Visible Voice Books (2258 Professor Ave., Cleveland) — W. Dennis Keating signs A Brief History of Tremont: Cleveland’s Neighborhood on a Hill, 7 p.m. Friday.

Akron-Summit County Public Library (Fairlawn-Bath branch, 3101 Smith Road) — Children’s author Lindsay Ward arrives for story time and signing of her books, including Brobarians, Rosco vs. the Baby and When Blue Met Egg, 1 p.m. Saturday.

Barnes & Noble (198 Crocker Park Blvd., Westlake) — Author-photographer Seph Lawless signs Abandoned: Hauntingly Beautiful Deserted Theme Parks, 2 p.m. Saturday.

Cleveland Public Library (525 Superior Ave.) — Sam Quinones, author of Dreamland: The True Tale of America’s Opiate Epidemic, talks about the factors behind the surge in addiction, 2 p.m. Saturday.

Ohio Agricultural Research and Development Center (Fisher Auditorium, 1680 Madison Ave., Wooster) — Bestselling romance author Debbie Macomber reads from and signs her works, 4 to 5 p.m. Saturday. Free, but tickets required; call 330-262-0916.

Plan ahead — Bestselling author John Sandford will discuss and sign Deep Freeze, 2 to 3:30 p.m. Oct. 22 at the Parma-Snow branch of Cuyahoga County Public Library. Register at 216-661-4240. • Tickets are available for the Medina County District Library’s Writers Live luncheon, at noon Nov. 2 at Weymouth Country Club. Guest author Emilie Richards’ latest book is The Swallow’s Nest. $25, includes lunch. Call 330-722-6235 ext. 2930 or 330-635-7991.

— Barbara McIntyre

Special to the Beacon Journal

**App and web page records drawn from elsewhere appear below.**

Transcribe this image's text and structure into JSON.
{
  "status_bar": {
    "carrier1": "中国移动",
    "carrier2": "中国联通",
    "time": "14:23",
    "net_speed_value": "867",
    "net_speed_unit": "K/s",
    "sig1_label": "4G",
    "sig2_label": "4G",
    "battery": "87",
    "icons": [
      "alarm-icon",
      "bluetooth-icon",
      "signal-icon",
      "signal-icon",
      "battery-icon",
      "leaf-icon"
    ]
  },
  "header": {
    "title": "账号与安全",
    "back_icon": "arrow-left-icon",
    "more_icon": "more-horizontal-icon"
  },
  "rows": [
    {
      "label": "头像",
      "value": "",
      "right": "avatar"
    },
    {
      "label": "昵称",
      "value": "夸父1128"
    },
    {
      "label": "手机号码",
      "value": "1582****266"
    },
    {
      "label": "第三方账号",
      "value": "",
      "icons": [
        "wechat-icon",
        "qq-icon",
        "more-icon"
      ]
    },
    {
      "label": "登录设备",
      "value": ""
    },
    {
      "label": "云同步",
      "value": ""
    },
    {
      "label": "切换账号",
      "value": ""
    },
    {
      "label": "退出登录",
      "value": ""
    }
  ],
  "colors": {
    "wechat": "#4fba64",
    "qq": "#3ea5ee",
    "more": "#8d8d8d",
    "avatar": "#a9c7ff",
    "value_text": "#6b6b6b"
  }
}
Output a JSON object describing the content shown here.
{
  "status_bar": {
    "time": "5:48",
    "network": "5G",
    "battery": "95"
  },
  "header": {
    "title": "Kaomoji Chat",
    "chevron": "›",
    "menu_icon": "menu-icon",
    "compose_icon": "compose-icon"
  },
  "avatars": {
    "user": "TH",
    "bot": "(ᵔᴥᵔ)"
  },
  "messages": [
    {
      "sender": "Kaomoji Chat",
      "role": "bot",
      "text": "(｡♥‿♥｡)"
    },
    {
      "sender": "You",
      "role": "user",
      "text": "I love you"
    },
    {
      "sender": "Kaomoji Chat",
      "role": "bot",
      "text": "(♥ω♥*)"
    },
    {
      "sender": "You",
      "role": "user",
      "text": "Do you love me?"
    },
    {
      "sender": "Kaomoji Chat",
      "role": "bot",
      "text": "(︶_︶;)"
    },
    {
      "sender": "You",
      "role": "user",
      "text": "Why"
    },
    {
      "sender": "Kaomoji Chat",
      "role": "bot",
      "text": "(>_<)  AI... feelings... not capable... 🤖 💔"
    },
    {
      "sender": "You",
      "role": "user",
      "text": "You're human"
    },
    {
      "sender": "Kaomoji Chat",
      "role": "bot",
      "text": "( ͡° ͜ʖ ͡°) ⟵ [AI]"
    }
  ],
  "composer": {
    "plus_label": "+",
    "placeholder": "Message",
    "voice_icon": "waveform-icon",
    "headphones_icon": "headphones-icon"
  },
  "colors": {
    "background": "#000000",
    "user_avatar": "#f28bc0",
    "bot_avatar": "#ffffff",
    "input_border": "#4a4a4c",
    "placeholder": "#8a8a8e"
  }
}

Send information about books of local interest to Lynne Sherwin, Features Department, Akron Beacon Journal, P.O. Box 640, Akron, OH 44309 or lsherwin@thebeaconjournal.com. Event notices should be sent at least two weeks in advance.